This is book two and like most series that depend upon originality, the newness has warn off a little. This is not as good as book one and the plot is a little thin, but it is a good book, cause of Angel Crawford. I am hoping that the plot is better in the next two books, cause I know I will be listening. YOU NEED TO ACCEPT I'M RIGHT A LOT QUICKER IN THE FUTURE.
UNIVERSITY HELL, I JUST WANTED TO KEEP FROM GOING BACK TO JAIL.
Another reason, I like the book is its intelligent look at what we in America call White Trash. It is commonly accepted that this group of people are unintelligent and beneath the rest of society. This gives us a group of people we look down on, thus making us feel better, with out being called a racist. It is my feeling, just like any other group that is isolated, White Trash is a whole different society. I society that was formed by a group of people who fell between the cracks, who did not have the connections others had and who mostly lost hope in making it in the corporate world. In America, it is often not what you know, but who you know. I have had three main jobs in my adult life and I got my foot in the door at all three places, because I knew someone. I am middle class, I grew up middle class and my friends are middle class, it is what I know.
The narrator is excellent and makes the book better to listen to then to read.
WHEN YOU GOING TO PUT SOME MEAT ON YOUR BONES?
WHEN YOU MAKE ME A SANDWICH, B**CH.
21 of 22 people found this review helpful
You must read My Life as a White Trash Zombie first really, as it is the prequel, I love this book. I was so pleased to rejoin Angel and the other characters in the next stage of her life. Angel is a very likeable character in realistic circumstances, other than being a zombie. I love the take on being Zombies in this book, I love how unpretentious and unlikely the heroine is and it's just a really fun read.

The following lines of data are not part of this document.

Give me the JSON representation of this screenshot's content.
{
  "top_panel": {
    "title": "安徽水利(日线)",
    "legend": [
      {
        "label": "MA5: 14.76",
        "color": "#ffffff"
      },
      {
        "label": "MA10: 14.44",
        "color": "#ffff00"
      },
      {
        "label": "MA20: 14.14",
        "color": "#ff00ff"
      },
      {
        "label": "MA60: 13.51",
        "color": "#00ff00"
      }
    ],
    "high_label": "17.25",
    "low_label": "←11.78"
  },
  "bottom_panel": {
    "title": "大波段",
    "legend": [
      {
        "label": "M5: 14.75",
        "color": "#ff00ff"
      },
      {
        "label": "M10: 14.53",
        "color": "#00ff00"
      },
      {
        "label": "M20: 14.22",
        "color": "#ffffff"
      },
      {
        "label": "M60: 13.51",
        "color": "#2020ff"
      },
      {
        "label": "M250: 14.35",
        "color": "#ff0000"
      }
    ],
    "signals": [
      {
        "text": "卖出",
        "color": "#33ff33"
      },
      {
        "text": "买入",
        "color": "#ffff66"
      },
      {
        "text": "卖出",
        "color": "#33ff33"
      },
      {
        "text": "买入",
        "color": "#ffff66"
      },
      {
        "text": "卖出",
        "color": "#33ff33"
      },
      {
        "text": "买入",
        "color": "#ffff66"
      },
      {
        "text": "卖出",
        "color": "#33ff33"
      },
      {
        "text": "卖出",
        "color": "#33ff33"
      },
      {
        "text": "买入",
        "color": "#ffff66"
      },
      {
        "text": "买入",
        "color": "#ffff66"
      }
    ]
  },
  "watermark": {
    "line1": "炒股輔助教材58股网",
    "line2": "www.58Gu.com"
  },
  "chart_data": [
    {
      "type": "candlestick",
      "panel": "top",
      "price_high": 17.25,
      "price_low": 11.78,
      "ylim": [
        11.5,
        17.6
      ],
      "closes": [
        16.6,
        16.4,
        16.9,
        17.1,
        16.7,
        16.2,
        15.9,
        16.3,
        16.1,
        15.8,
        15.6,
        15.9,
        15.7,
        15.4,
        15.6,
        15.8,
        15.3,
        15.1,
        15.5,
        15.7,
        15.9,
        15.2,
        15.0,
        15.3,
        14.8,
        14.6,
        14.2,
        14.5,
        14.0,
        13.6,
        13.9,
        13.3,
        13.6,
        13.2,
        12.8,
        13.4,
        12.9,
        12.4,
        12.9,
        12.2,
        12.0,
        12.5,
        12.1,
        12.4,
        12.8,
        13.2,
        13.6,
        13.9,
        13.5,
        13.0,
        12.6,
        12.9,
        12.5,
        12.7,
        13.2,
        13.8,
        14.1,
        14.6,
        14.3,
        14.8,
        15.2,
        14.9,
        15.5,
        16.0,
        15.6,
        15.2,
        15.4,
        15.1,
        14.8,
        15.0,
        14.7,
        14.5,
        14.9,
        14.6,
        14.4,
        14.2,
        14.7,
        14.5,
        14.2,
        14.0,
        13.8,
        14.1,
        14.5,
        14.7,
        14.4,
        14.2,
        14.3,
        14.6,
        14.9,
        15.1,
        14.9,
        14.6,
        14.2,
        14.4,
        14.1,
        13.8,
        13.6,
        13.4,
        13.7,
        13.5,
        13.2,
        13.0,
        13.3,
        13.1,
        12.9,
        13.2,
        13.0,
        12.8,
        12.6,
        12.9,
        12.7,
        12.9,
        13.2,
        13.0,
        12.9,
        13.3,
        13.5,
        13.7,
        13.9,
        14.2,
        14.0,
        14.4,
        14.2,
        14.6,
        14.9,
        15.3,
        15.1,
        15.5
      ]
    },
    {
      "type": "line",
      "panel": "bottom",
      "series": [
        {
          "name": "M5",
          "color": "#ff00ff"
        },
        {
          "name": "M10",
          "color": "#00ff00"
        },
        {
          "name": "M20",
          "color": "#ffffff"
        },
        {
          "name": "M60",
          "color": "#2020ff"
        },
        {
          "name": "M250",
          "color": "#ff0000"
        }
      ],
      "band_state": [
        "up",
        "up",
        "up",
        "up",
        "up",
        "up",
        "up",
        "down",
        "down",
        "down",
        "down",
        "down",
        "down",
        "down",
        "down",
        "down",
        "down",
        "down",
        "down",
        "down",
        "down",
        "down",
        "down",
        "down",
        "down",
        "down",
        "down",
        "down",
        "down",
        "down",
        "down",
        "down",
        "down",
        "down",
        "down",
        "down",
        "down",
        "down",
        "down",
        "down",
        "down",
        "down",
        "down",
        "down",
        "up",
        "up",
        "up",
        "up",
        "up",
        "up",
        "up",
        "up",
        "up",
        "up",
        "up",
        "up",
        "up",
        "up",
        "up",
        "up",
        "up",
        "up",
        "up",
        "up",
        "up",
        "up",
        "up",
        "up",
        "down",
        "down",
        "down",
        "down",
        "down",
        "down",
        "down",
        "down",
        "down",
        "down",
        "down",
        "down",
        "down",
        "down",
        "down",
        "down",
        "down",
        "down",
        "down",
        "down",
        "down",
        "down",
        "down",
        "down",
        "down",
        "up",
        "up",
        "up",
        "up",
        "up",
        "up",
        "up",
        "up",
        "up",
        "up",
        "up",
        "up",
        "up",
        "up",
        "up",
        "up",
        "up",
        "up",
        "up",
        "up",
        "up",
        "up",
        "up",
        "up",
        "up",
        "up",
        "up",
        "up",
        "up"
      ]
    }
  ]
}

2 of 2 people found this review helpful
"Even White Trash Zombies Get The Blues" continues Angel Crawford's tale from where "My Life As A White Trash Zombie" left off. It has the same punchy style as the first novel and continues to benefit from Allison McLemore's first class narration.

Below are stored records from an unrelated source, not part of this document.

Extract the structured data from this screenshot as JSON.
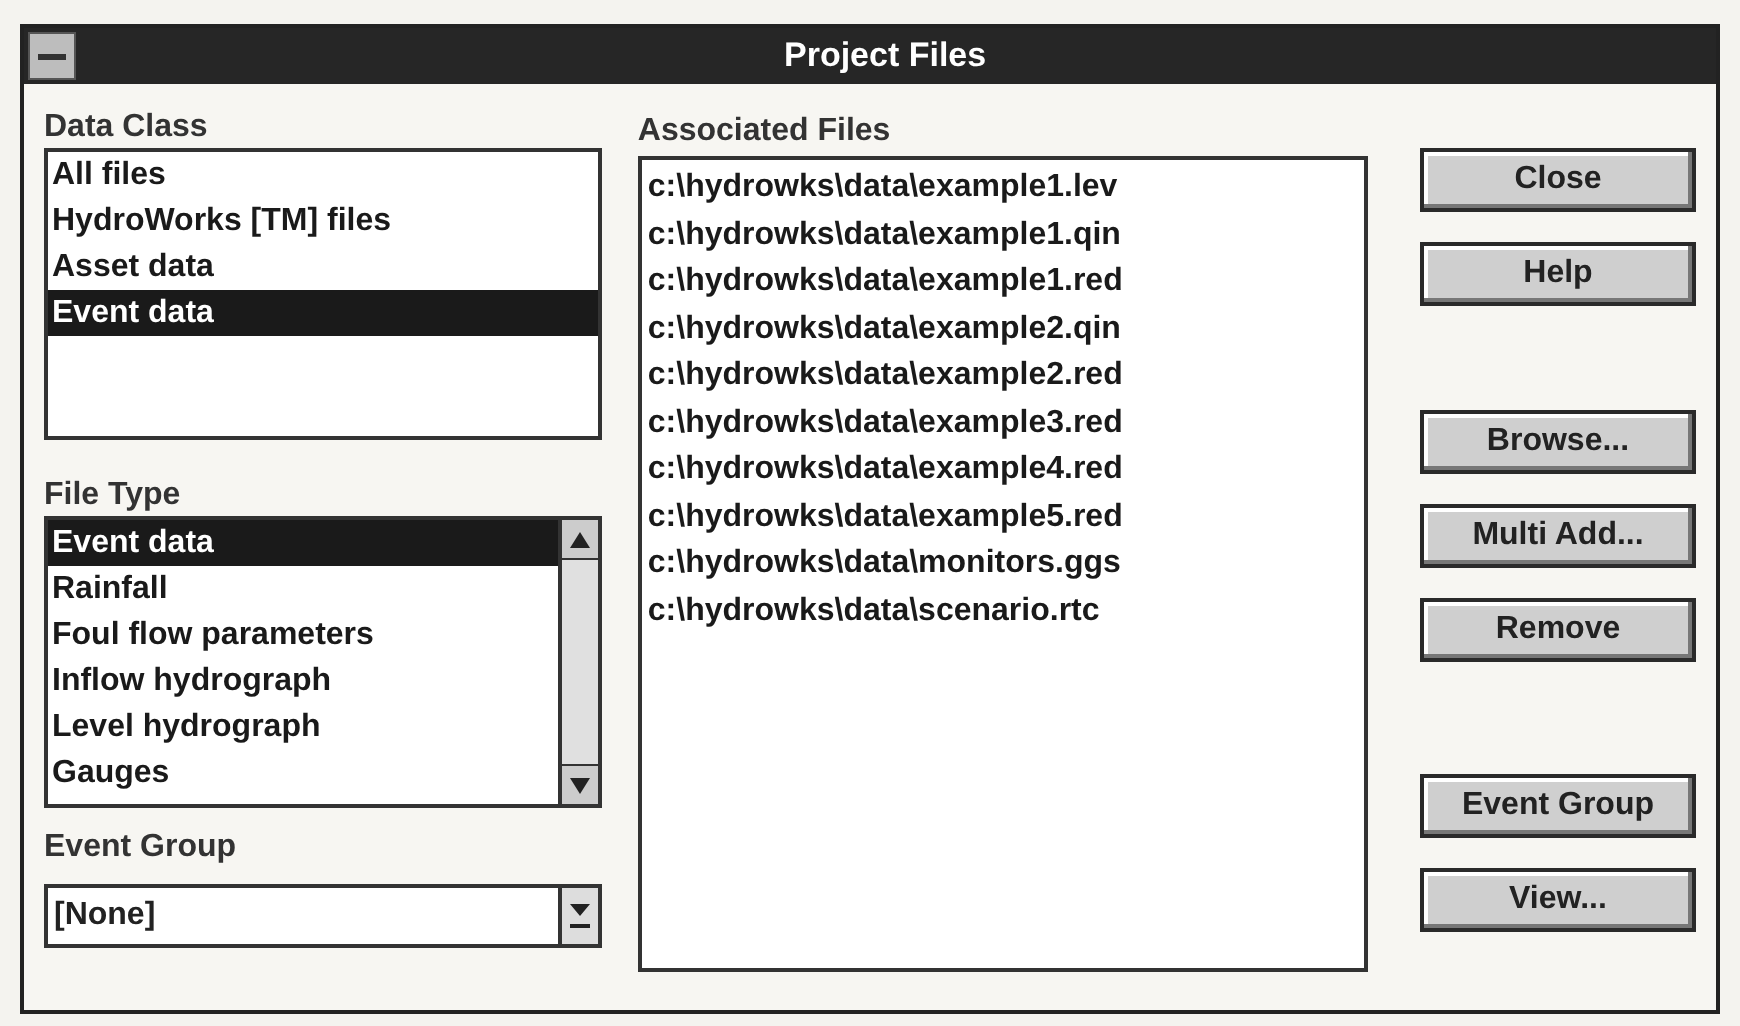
{
  "window": {
    "title": "Project Files"
  },
  "data_class": {
    "label": "Data Class",
    "items": [
      {
        "label": "All files",
        "selected": false
      },
      {
        "label": "HydroWorks [TM] files",
        "selected": false
      },
      {
        "label": "Asset data",
        "selected": false
      },
      {
        "label": "Event data",
        "selected": true
      }
    ]
  },
  "file_type": {
    "label": "File Type",
    "items": [
      {
        "label": "Event data",
        "selected": true
      },
      {
        "label": "Rainfall",
        "selected": false
      },
      {
        "label": "Foul flow parameters",
        "selected": false
      },
      {
        "label": "Inflow hydrograph",
        "selected": false
      },
      {
        "label": "Level hydrograph",
        "selected": false
      },
      {
        "label": "Gauges",
        "selected": false
      }
    ]
  },
  "event_group": {
    "label": "Event Group",
    "value": "[None]"
  },
  "associated_files": {
    "label": "Associated Files",
    "items": [
      "c:\\hydrowks\\data\\example1.lev",
      "c:\\hydrowks\\data\\example1.qin",
      "c:\\hydrowks\\data\\example1.red",
      "c:\\hydrowks\\data\\example2.qin",
      "c:\\hydrowks\\data\\example2.red",
      "c:\\hydrowks\\data\\example3.red",
      "c:\\hydrowks\\data\\example4.red",
      "c:\\hydrowks\\data\\example5.red",
      "c:\\hydrowks\\data\\monitors.ggs",
      "c:\\hydrowks\\data\\scenario.rtc"
    ]
  },
  "button_groups": [
    [
      "Close",
      "Help"
    ],
    [
      "Browse...",
      "Multi Add...",
      "Remove"
    ],
    [
      "Event Group",
      "View..."
    ]
  ]
}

The thing I liked most about the book is the way Angel grows and develops. She's turned becoming a zombie into an opportunity to turn her life around and become a better person, or at least one she likes and respects more. Putting aside the humour (which occasionally made me laugh out loud) and the zombie strangeness (which becomes satisfyingly complex) the main impact of this book comes from making the reader care about Angel Crawford.

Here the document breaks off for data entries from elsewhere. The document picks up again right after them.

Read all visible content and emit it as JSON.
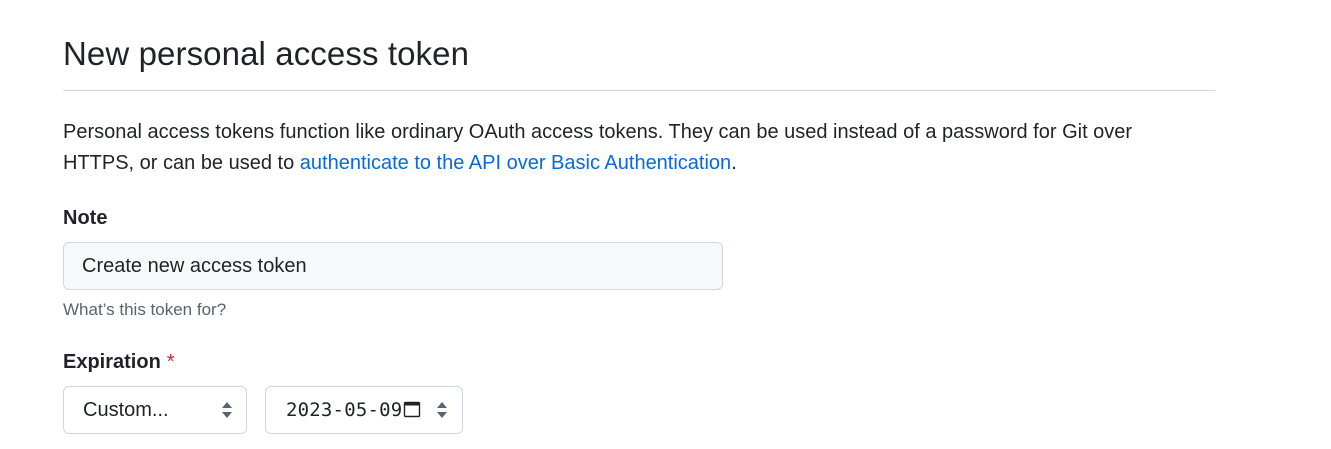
{
  "header": {
    "title": "New personal access token"
  },
  "description": {
    "text_before": "Personal access tokens function like ordinary OAuth access tokens. They can be used instead of a password for Git over HTTPS, or can be used to ",
    "link_text": "authenticate to the API over Basic Authentication",
    "text_after": "."
  },
  "note": {
    "label": "Note",
    "value": "Create new access token",
    "hint": "What’s this token for?"
  },
  "expiration": {
    "label": "Expiration",
    "required_marker": "*",
    "selected_option": "Custom...",
    "date_value": "2023-05-09"
  },
  "colors": {
    "link": "#0969da",
    "required": "#cf222e",
    "border": "#d0d7de",
    "input_background": "#f6f8fa"
  },
  "icons": {
    "select_arrows": "chevron-updown-icon",
    "date_picker": "calendar-icon"
  }
}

"Even White Trash Zombies Get The Blues" is darker than the first novel. The scenes relating to Angel's treatment by her abductors are well enough written to be disturbing. This is about fear and humiliation and what happens when we treat people as things. Not a laugh a minute but not exploitative either. This is Angel's introduction to some of the more unpleasant realities of her new life. Her reaction to her experience forces her to grow or die and begins to shape here into someone who thinks about the big picture and not just how to survive until tomorrow.
Diana Rowland goes to some lengths to explain the science behind being a zombie. While I think this was important, even necessary, I felt there was a little too much info-dumping at some parts of the book. The science does sound plausible and it sets up all kinds of ideas that can feed future books but I'd have rather had it drip fed a little more. The best part of the explanation was Angel's reaction to it. Her enthusiasm for "learning cool stuff" is infectious.
I'm now a confirmed White Trash Zombie fan. I'll download them as they appear and consume them with pleasure.
I'm also a fan of Allison McLemore, not just for her Angel voice, which is perfect, but for her ability to give voices to other characters and to narrate the action scenes. I'll be looking at other books she's narrated.